Atomic Power Quotes (7 quotes)
A star is drawing on some vast reservoir of energy by means unknown to us. This reservoir can scarcely be other than the subatomic energy which, it is known exists abundantly in all matter; we sometimes dream that man will one day learn how to release it and use it for his service. The store is well nigh inexhaustible, if only it could be tapped. There is sufficient in the Sun to maintain its output of heat for 15 billion years.
Atoms for peace. Man is still the greatest miracle and the greatest problem on earth. [Message tapped out by Sarnoff using a telegraph key in a tabletop circuit demonstrating an RCA atomic battery as a power source.]

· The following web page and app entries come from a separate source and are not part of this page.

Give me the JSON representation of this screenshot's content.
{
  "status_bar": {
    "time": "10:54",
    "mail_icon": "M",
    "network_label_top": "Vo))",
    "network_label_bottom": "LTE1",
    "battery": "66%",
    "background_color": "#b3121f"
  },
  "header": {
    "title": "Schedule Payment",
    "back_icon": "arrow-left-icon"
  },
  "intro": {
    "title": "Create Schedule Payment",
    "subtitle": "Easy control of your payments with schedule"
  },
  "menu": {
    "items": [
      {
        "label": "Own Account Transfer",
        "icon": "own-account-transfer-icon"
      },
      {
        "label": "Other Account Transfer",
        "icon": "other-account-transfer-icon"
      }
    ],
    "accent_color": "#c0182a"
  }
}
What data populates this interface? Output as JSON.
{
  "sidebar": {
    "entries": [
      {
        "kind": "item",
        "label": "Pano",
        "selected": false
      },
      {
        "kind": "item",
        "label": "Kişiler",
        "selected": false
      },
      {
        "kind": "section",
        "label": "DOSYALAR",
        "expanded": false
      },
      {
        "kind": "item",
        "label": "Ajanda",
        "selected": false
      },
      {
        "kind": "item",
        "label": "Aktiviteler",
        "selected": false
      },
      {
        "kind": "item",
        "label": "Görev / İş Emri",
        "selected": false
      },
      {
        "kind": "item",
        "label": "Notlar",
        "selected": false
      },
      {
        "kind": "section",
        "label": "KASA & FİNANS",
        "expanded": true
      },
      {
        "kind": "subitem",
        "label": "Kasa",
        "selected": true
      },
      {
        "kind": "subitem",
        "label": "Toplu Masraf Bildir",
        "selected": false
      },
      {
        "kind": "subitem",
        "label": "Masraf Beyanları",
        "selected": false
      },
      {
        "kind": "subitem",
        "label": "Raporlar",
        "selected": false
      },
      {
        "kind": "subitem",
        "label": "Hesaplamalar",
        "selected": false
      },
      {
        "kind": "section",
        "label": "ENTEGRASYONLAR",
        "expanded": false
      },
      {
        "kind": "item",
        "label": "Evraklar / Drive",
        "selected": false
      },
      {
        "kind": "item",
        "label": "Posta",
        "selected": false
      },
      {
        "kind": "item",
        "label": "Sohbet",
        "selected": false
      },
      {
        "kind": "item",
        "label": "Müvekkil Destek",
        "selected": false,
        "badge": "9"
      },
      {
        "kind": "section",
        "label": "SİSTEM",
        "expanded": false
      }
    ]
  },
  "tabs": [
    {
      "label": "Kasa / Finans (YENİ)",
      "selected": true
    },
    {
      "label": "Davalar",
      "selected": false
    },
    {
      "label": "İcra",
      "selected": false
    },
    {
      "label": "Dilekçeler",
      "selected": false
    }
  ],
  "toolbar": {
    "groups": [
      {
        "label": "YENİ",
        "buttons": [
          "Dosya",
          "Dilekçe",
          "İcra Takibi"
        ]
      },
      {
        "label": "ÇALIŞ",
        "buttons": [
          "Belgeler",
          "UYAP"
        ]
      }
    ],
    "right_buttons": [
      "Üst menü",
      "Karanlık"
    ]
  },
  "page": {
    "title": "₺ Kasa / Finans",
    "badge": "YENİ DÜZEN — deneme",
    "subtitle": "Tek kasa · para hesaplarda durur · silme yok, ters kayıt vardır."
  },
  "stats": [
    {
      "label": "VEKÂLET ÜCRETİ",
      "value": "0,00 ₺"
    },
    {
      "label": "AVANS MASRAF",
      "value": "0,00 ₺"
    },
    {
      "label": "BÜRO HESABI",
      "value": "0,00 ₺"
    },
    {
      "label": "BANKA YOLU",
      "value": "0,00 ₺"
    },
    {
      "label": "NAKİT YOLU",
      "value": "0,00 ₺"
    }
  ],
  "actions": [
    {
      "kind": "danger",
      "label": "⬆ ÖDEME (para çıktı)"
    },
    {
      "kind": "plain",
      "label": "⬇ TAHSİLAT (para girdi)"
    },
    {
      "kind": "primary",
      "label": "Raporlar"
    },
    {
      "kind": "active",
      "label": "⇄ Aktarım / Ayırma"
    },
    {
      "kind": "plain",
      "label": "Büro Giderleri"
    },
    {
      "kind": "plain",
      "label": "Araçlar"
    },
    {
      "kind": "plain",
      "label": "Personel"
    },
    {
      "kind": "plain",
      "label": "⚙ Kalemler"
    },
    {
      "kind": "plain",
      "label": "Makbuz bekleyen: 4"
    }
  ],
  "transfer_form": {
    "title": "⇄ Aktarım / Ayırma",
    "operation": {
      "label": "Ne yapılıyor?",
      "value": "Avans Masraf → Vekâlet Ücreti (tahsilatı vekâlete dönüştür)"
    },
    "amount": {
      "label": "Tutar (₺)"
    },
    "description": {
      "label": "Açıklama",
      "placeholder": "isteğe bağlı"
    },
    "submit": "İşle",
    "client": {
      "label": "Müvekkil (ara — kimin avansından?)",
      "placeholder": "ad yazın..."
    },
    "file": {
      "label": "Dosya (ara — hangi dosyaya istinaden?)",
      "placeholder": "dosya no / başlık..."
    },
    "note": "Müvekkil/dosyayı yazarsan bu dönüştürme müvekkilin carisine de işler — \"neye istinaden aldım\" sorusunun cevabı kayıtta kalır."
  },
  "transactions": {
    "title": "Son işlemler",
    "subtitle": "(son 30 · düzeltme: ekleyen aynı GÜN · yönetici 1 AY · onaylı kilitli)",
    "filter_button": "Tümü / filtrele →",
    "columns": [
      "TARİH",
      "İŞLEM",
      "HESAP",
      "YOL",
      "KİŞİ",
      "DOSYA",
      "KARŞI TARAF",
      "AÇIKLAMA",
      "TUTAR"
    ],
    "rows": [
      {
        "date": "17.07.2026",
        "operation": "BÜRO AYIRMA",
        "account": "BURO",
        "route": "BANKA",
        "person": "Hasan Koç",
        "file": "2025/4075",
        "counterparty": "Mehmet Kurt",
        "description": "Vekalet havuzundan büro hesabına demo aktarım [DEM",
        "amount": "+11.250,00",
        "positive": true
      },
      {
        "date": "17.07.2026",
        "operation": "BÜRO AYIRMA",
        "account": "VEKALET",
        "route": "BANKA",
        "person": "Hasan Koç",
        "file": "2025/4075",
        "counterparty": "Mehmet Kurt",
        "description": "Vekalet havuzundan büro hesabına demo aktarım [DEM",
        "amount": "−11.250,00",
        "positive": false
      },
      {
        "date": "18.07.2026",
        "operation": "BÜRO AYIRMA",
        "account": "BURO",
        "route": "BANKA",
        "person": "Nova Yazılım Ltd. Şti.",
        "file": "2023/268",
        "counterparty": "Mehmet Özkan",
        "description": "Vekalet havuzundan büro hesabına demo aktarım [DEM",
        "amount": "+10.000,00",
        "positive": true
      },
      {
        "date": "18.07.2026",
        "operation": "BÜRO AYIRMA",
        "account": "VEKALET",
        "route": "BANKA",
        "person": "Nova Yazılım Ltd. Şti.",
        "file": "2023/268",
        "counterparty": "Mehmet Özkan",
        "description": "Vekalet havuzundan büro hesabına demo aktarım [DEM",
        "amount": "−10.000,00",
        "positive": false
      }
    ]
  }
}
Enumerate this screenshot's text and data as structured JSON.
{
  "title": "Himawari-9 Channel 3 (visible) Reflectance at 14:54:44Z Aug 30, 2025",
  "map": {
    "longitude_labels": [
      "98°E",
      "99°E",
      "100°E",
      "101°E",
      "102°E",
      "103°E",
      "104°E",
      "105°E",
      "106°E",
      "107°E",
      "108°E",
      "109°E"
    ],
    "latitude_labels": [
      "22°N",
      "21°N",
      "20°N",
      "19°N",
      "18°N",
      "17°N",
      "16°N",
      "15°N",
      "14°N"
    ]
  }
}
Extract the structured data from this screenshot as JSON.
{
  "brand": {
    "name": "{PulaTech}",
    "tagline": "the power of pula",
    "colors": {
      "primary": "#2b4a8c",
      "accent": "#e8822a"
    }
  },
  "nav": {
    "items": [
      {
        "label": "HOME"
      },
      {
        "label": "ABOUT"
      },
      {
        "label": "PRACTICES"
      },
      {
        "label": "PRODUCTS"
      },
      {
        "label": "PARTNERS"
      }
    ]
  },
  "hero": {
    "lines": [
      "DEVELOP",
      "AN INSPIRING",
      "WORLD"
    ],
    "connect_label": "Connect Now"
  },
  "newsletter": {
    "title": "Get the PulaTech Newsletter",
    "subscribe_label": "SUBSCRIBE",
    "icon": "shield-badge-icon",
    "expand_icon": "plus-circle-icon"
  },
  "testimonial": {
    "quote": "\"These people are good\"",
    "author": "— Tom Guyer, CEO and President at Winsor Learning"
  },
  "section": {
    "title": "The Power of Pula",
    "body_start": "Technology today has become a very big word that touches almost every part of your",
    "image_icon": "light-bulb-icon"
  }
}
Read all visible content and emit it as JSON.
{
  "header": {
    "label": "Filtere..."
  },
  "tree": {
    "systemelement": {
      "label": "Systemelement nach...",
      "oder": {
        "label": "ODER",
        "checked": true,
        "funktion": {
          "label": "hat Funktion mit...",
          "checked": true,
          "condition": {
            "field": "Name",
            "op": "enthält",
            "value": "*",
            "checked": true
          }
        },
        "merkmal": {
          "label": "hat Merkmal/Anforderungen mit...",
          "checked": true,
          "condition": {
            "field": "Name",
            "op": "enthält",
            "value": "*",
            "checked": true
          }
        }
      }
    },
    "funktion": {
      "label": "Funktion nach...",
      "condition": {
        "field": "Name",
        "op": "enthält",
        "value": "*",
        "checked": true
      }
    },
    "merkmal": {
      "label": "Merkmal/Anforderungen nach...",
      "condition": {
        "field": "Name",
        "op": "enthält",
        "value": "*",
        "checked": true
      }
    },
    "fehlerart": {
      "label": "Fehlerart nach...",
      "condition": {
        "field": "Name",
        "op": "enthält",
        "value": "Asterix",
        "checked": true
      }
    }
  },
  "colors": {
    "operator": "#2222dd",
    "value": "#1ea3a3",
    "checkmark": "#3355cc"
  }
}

My story [Lord of the Rings] is not an allegory of Atomic power, but of Power (exerted for Domination). Nuclear physics can be used for that purpose. But they need not be. They need not be used at all. If there is any contemporary reference in my story at all it is to what seems to me the most widespread assumption of our time: that if a thing can be done, it must be done. This seems to me wholly false.
One might be led to question whether the scientists acted wisely in presenting the statesmen of the world with this appalling problem. Actually there was no choice. Once basic knowledge is acquired, any attempt at preventing its fruition would be as futile as hoping to stop the earth from revolving around the sun.
Someday man will harness the rise and fall of the tides, imprison the power of the sun, and release atomic power.
When you say A[tomic] P[ower] is here to stay you remind me that Chesterton said that whenever he heard that, he knew that whatever it referred to would soon be replaced, and thought pitifully shabby and old-fashioned. So-called atomic power is rather bigger than anything he was thinking of (I have heard it of trams, gas-light, steam-trains). But it surely is clear that there will have to be some abnegation in its use, a deliberate refusal to do some of the things it is possible to do with it, or nothing will stay!
[The surplus of basic knowledge of the atomic nucleus was] largely used up [during the war with the atomic bomb as the dividend.] We must, without further delay restore this surplus in preparation for the important peacetime job for the nucleus - power production. ... Many of the proposed applications of atomic power - even for interplanetary rockets - seem to be within the realm of possibility provided the economic factor is ruled out completely, and the doubtful physical and chemical factors are weighted heavily on the optimistic side. ... The development of economic atomic power is not a simple extrapolation of knowledge gained during the bomb work. It is a new and difficult project to reach a satisfactory answer. Needless to say, it is vital that the atomic policy legislation now being considered by the congress recognizes the essential nature of this peacetime job, and that it not only permits but encourages the cooperative research-engineering effort of industrial, government and university laboratories for the task. ... We must learn how to generate the still higher energy particles of the cosmic rays - up to 1,000,000,000 volts, for they will unlock new domains in the nucleus.